The occurrence of which I speak centres on one such misfortune, Amelia — the gravest of them all, I fear, to which none of us are immune.  The body of a young woman washed ashore on the West Sands just over a week ago …  

Read the rest of part of ‘We Come Back Different’
right now in Issue 17….

… and save $2 when you pre-order Issue 18 featuring the conclusion of the story, due out in April.

The Bumblebee Flash Fiction Longlist

A swarm of flash fiction stories is still buzzing in our heads, but the preliminary decisions have been made. Presented alphabetically by author first name, we are pleased to present the longlist for the Bumblebee Flash Fiction Contest.

2018 Bumblebee Flash Fiction Contest Longlist

Note: if a name appears twice, that means two stories by the same author have made the list.  Double congratulations!

Alex Reece Abbott
Alex Reece Abbott
Alex Reece Abbott
Allan Dyen-Shapiro
Amy Gavin
Katie Gray
Amy Soscia Paloski
Anneliese Schultz
C.W. Accetta
Catherine Raphael
David Wiseman
Emily Lonie
Jake Teeny
Jake Teeny
Jeanine Manji
Jessica Lampard
Jude Neale

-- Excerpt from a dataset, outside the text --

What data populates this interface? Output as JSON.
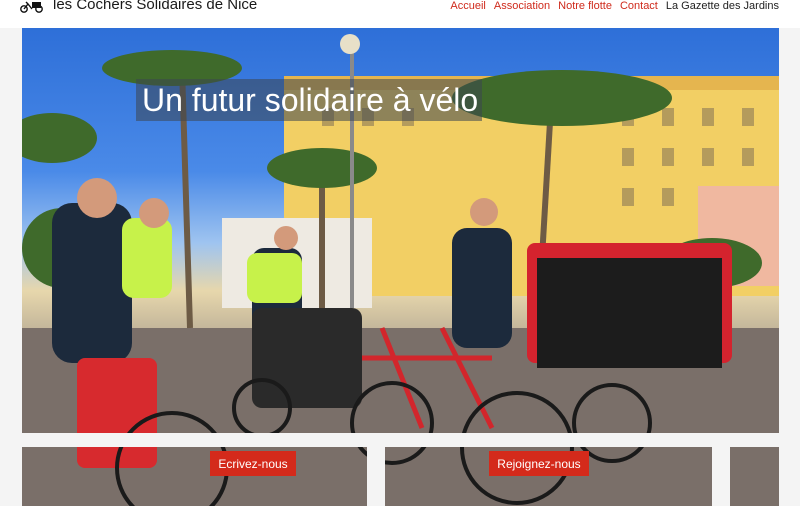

Krista Wallace
Leslie Wibberley
Louise Burch
Lucy Stone
Lucy Stone
Lynne MacLean
Martin Brodsky
Mary Steer
Natalie Persoglio
Patricia Sandberg
Ron Lavalette
Sabella Forde
Tracey White
Victoria Richards

Thank you to everyone who submitted! Stay tuned for the short list.  The final winner will be notified on March 15th, and we will publicly announce Judge Bob Thurber’s choice for most buzz-worthy flash fiction piece at our Spring Launch on March 16th at the Cottage Bistro!

PS: Poets, don’t forget that the Magpie Award is now open for earlybird entries!



Tough Choices = Character Development

“True character is revealed in the choices a human being makes under pressure – the greater the pressure, the deeper the revelation, the truer the choice to the character’s essential nature.” ― Robert McKeeStory: Substance, Structure, Style, and the Principles of Screenwriting.

Consider a number of things that are wrong in a protagonist’s life at the start of the story. Listing them, either before or during development,  produces a template for character development.

Character Development via Tough Choices

Inner and outer problems set the stage for tough and even impossible choices.  The protagonist will have to do what she or he would never have done earlier in the book. That, in a nutshell, is character development. Supporting characters and antagonists go through this process, too, but their real job is to force the protagonist to make those choices.

Choices: Your Writing Tip

Make a list of 6-10 things wrong in your protagonist’s interior and exterior life at the start of the book. The protagonist’s tough choices in dealing with these inner and outer problems drives your story ahead.

I hope you’ll have another brilliant week in your writing career. Cheers Mel

Mel Anastasiou writes The Fairmount Manor Mysteries series, starring Mrs Stella Ryman, The Hertfordshire Pub Mysteries series, starring Spencer Stevens.  She is Acquisitions Editor with Pulp Literature Press.

If you enjoy reading Mel Anastasiou’s writing tips, get her pocket-sized writing guide, The Writer’s Boon Companion: Thirty Days Towards an Extraordinary Volume, here. 

Motivates, organizes, encourages, inspires